|Forum topic by bues0022||posted 1119 days ago||2415 views||0 times favorited||28 replies|
1119 days ago
It’s been a rough and busy year for me with both mine and my wife’s graduate school. I’m finally done and ready to get back into the shop and make some things. My wife and I are talking about finally starting a family, and I want to make her a Maloof-inspired rocking chair. I’ll be purchasing the plans (I’m assuming). I’ve typically done mostly cabinet-type projects such as tables, free-standing cupboards and the like – so this project is going to stretch me considerably and also help me learn many more valuable skills. I know it’s not likely the best idea to be learning many different things on one project, but I’m rather detail-orientated and will test things on scrap wood as I go along to ensure I know what I’m actually doing!
In any case, I’d like some opinions/ideas on wood selection and design. My wife is from Wisconsin, so I’d like to use woods (mostly at least) that can be found up here. Furthermore, there is a guy I’ve found in Milwaukee that has a contract or agreement with local municipalities that when they take a tree down, they bring it to him to cut into lumber instead of sending it to the landfill. I’m not particularly “green” usually, but I really kinda like his idea on using good wood that would otherwise go to waste.
Most of all, I want this to be a head-turner. I want it to be absolutely unique. I’ve seen some gorgeous maple or walnut chairs, but most don’t seem to really pop out at me. I’ve thought about some contrasting woods such as black walnut/hard maple or black walnut/hickory.

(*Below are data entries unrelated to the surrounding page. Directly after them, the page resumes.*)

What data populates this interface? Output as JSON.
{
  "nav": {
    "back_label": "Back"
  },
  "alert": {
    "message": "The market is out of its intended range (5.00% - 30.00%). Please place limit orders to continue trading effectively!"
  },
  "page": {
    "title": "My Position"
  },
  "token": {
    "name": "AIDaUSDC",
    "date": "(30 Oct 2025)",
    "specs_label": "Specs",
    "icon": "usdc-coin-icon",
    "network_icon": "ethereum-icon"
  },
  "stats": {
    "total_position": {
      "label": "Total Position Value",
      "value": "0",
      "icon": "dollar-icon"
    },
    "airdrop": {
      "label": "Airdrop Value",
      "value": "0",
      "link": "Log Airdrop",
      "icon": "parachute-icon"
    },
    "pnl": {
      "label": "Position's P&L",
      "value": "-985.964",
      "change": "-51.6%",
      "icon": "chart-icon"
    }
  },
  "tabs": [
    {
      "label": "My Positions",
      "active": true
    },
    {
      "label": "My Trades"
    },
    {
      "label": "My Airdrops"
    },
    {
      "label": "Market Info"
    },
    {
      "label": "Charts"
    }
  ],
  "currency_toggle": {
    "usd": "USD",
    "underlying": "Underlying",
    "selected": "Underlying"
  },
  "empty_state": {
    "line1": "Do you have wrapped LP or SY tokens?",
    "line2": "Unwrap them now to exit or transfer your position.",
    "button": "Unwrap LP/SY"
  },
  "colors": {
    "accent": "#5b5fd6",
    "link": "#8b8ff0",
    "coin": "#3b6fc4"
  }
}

Her parents have a lot of maple trees on their property, and while I wouldn’t be using any of them, it would be fairly sentimental to use said wood. I’m also a huge fan of spalted maple, and thought the combination of spalted maple and walnut may look very rustic and unique. Another idea was to use hickory. We had a hickory tree fall on her parents land I when I cut it up for firewood (too messed up for lumber) it appears to be spalted. I don’t know how common this is, but I really do like to color of hickory. Even if it isn’t spalted my in-;aws kitchen has “low-grade” hickory cabinets, and my wife really likes the character the color bands and black stains is has. I’m not too afraid of the hardness of hickory, I just know it will require a bit more work.
That’s as far as my idea has gone at this point. Does anyone have ideas on how to plan where each wood would go? Anything that may help this scream unique? Do a layup of alternating light/dark then cut the backs slats from this? Solid headrest or light with dark stripes? opposite? matching seat also, but what “style”? Any other wood additions or combinations? If you were to make one, what would you do? I’ve looked at countless pictures, but I’d like to hear thoughts behind the images.
-- Ryan -- Maple Grove, MN